== What is being asked ==
Only lines with the word "image" belong in the answer; copy them from the records below.

*** Opening of Data shown ***

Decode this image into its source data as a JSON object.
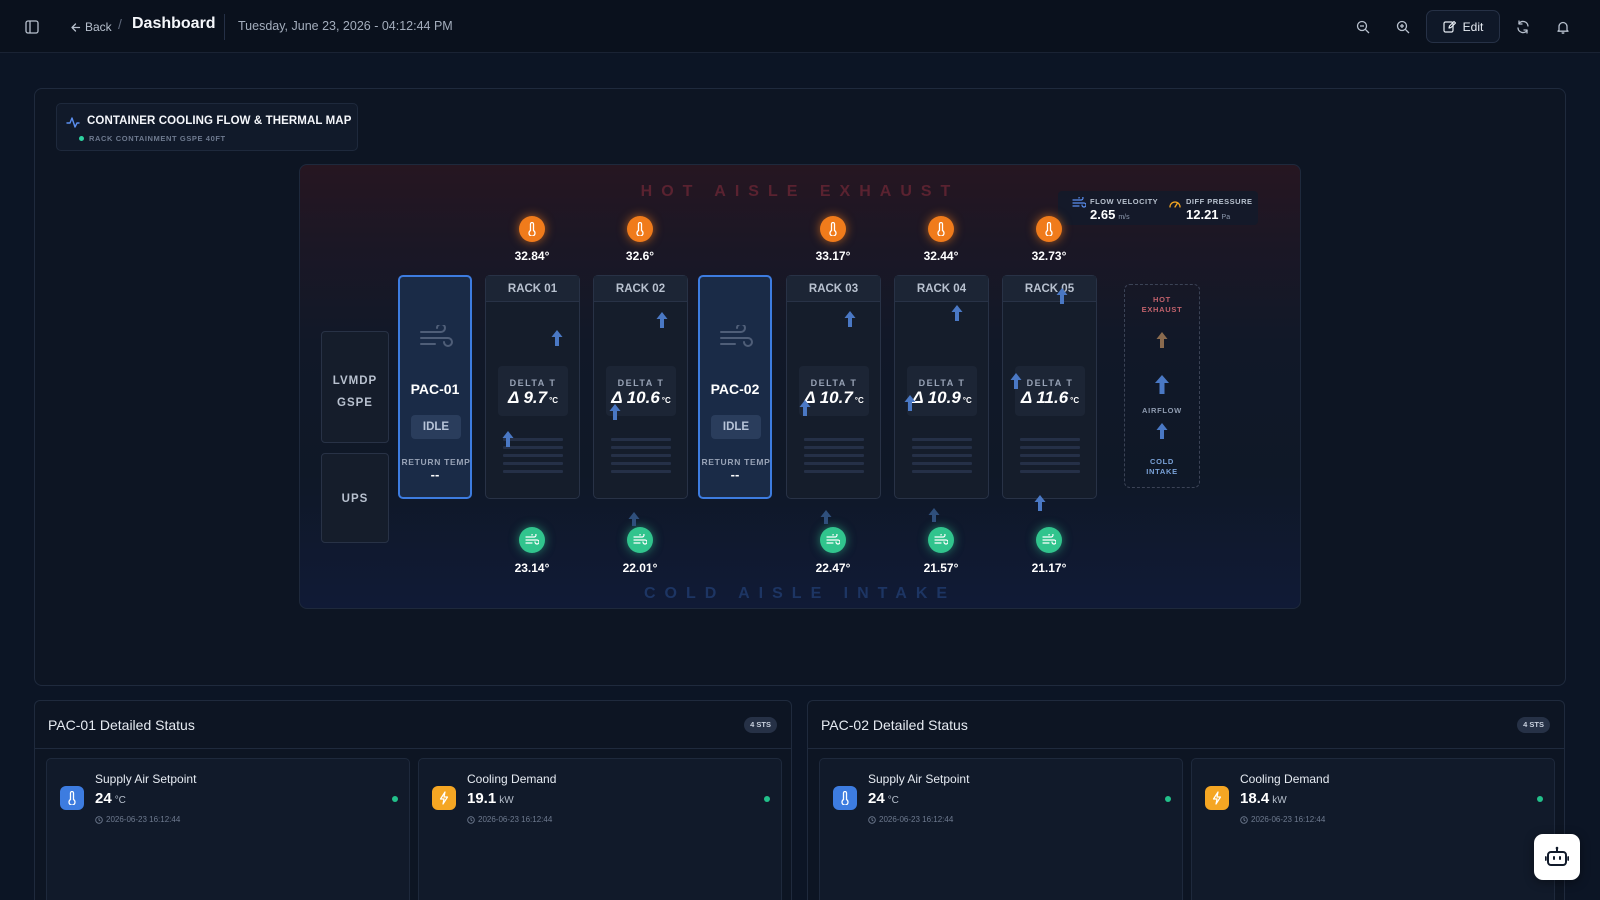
{
  "header": {
    "back_label": "Back",
    "separator": "/",
    "title": "Dashboard",
    "datetime": "Tuesday, June 23, 2026 - 04:12:44 PM",
    "edit_label": "Edit"
  },
  "widget": {
    "title": "CONTAINER COOLING FLOW & THERMAL MAP",
    "subtitle": "RACK CONTAINMENT GSPE 40FT"
  },
  "map": {
    "hot_aisle_label": "HOT AISLE EXHAUST",
    "cold_aisle_label": "COLD AISLE INTAKE",
    "flow_velocity": {
      "label": "FLOW VELOCITY",
      "value": "2.65",
      "unit": "m/s"
    },
    "diff_pressure": {
      "label": "DIFF PRESSURE",
      "value": "12.21",
      "unit": "Pa"
    },
    "side_units": {
      "lvmdp_line1": "LVMDP",
      "lvmdp_line2": "GSPE",
      "ups": "UPS"
    },
    "delta_label": "DELTA T",
    "delta_unit": "°C",
    "pacs": [
      {
        "name": "PAC-01",
        "state": "IDLE",
        "return_label": "RETURN TEMP",
        "return_value": "--"
      },
      {
        "name": "PAC-02",
        "state": "IDLE",
        "return_label": "RETURN TEMP",
        "return_value": "--"
      }
    ],
    "racks": [
      {
        "name": "RACK 01",
        "delta": "Δ 9.7",
        "hot_temp": "32.84°",
        "cold_temp": "23.14°"
      },
      {
        "name": "RACK 02",
        "delta": "Δ 10.6",
        "hot_temp": "32.6°",
        "cold_temp": "22.01°"
      },
      {
        "name": "RACK 03",
        "delta": "Δ 10.7",
        "hot_temp": "33.17°",
        "cold_temp": "22.47°"
      },
      {
        "name": "RACK 04",
        "delta": "Δ 10.9",
        "hot_temp": "32.44°",
        "cold_temp": "21.57°"
      },
      {
        "name": "RACK 05",
        "delta": "Δ 11.6",
        "hot_temp": "32.73°",
        "cold_temp": "21.17°"
      }
    ],
    "legend": {
      "hot_line1": "HOT",
      "hot_line2": "EXHAUST",
      "airflow": "AIRFLOW",
      "cold_line1": "COLD",
      "cold_line2": "INTAKE"
    }
  },
  "details": [
    {
      "title": "PAC-01 Detailed Status",
      "badge": "4 STS",
      "metrics": [
        {
          "label": "Supply Air Setpoint",
          "value": "24",
          "unit": "°C",
          "time": "2026-06-23 16:12:44",
          "icon": "thermometer-icon"
        },
        {
          "label": "Cooling Demand",
          "value": "19.1",
          "unit": "kW",
          "time": "2026-06-23 16:12:44",
          "icon": "lightning-icon"
        }
      ]
    },
    {
      "title": "PAC-02 Detailed Status",
      "badge": "4 STS",
      "metrics": [
        {
          "label": "Supply Air Setpoint",
          "value": "24",
          "unit": "°C",
          "time": "2026-06-23 16:12:44",
          "icon": "thermometer-icon"
        },
        {
          "label": "Cooling Demand",
          "value": "18.4",
          "unit": "kW",
          "time": "2026-06-23 16:12:44",
          "icon": "lightning-icon"
        }
      ]
    }
  ],
  "colors": {
    "background": "#0c1525",
    "accent_blue": "#3d7ce0",
    "hot_orange": "#f07b1b",
    "cold_green": "#31c48d",
    "status_green": "#22c08a"
  }
}
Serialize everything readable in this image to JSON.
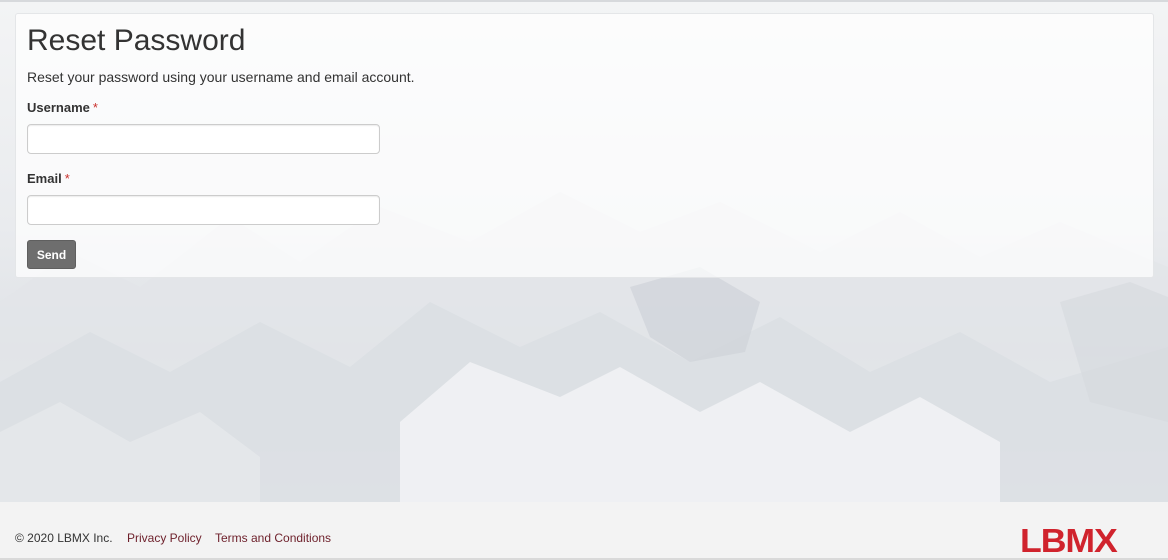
{
  "page": {
    "title": "Reset Password",
    "intro": "Reset your password using your username and email account."
  },
  "form": {
    "username_label": "Username",
    "username_value": "",
    "email_label": "Email",
    "email_value": "",
    "required_mark": "*",
    "send_label": "Send"
  },
  "footer": {
    "copyright": "© 2020 LBMX Inc.",
    "privacy_label": "Privacy Policy",
    "terms_label": "Terms and Conditions",
    "logo_text": "LBMX"
  },
  "colors": {
    "accent": "#d0232d",
    "link": "#6d1f2a",
    "button": "#6e6e6e",
    "required": "#c9302c"
  }
}
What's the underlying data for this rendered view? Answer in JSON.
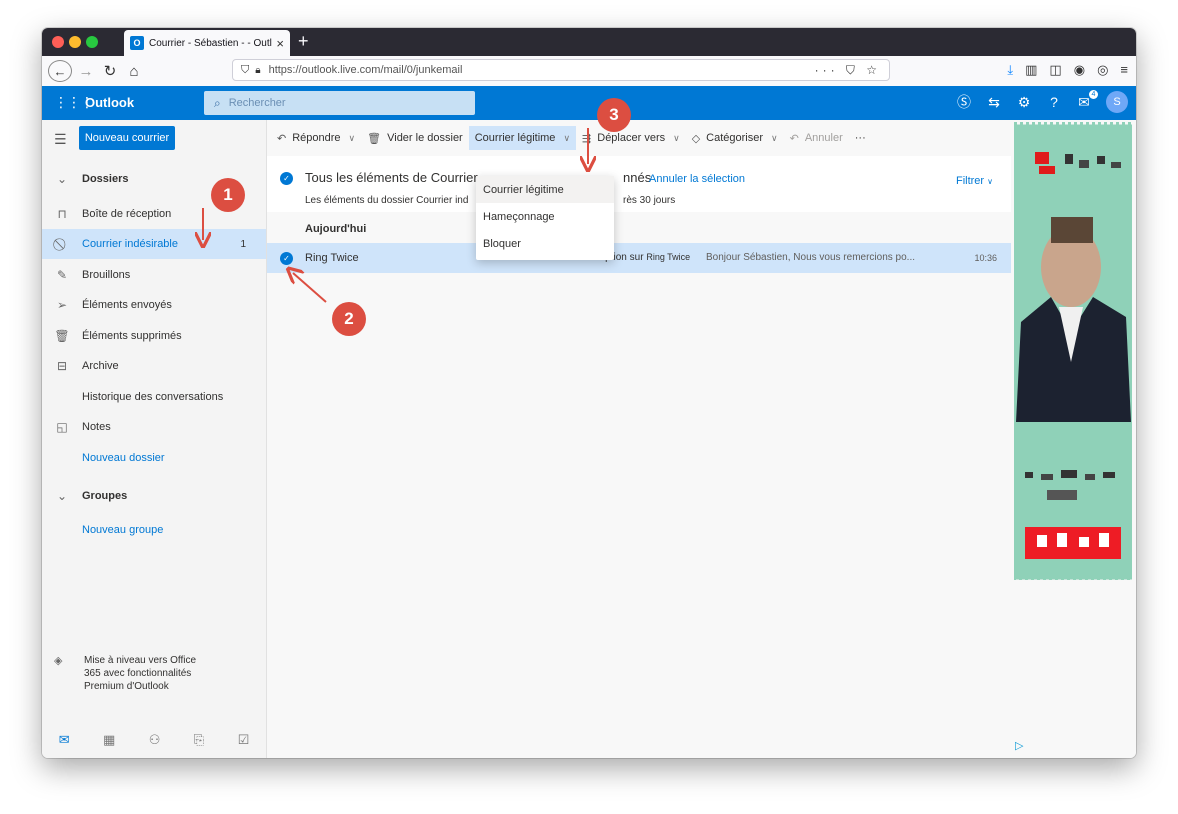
{
  "browser": {
    "tab_title": "Courrier - Sébastien - - Outlook",
    "tab_favicon": "O",
    "url": "https://outlook.live.com/mail/0/junkemail",
    "new_tab": "+"
  },
  "outlook_header": {
    "brand": "Outlook",
    "search_placeholder": "Rechercher",
    "avatar_initial": "S",
    "notification_count": "4"
  },
  "left_nav": {
    "new_mail": "Nouveau courrier",
    "folders_header": "Dossiers",
    "items": [
      {
        "label": "Boîte de réception",
        "icon": "inbox-icon"
      },
      {
        "label": "Courrier indésirable",
        "icon": "blocked-icon",
        "count": "1"
      },
      {
        "label": "Brouillons",
        "icon": "pencil-icon"
      },
      {
        "label": "Éléments envoyés",
        "icon": "send-icon"
      },
      {
        "label": "Éléments supprimés",
        "icon": "trash-icon"
      },
      {
        "label": "Archive",
        "icon": "archive-icon"
      },
      {
        "label": "Historique des conversations",
        "icon": ""
      },
      {
        "label": "Notes",
        "icon": "note-icon"
      },
      {
        "label": "Nouveau dossier",
        "icon": ""
      }
    ],
    "groups_header": "Groupes",
    "new_group": "Nouveau groupe",
    "upgrade_text": "Mise à niveau vers Office 365 avec fonctionnalités Premium d'Outlook"
  },
  "command_bar": {
    "reply": "Répondre",
    "empty_folder": "Vider le dossier",
    "not_junk": "Courrier légitime",
    "move_to": "Déplacer vers",
    "categorize": "Catégoriser",
    "undo": "Annuler",
    "more": "···"
  },
  "dropdown": {
    "items": [
      "Courrier légitime",
      "Hameçonnage",
      "Bloquer"
    ]
  },
  "message_list": {
    "banner_title": "Tous les éléments de Courrier indésirable sont sélectionnés",
    "banner_title_visible_left": "Tous les éléments de Courrier",
    "banner_title_visible_right": "nnés",
    "banner_link": "Annuler la sélection",
    "banner_sub_left": "Les éléments du dossier Courrier ind",
    "banner_sub_right": "rès 30 jours",
    "filter": "Filtrer",
    "date_group": "Aujourd'hui",
    "messages": [
      {
        "sender": "Ring Twice",
        "subject": "Validez votre inscription sur",
        "subject_brand": "Ring Twice",
        "preview": "Bonjour Sébastien, Nous vous remercions po...",
        "time": "10:36",
        "selected": true
      }
    ]
  },
  "annotations": [
    "1",
    "2",
    "3"
  ],
  "colors": {
    "outlook_blue": "#0078d4",
    "selected_bg": "#cfe4fa",
    "annotation_red": "#dc4e41"
  }
}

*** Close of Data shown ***

== Expected answer ==
Decode this image into its source data as a JSON object.
Serialize everything readable in this image to JSON.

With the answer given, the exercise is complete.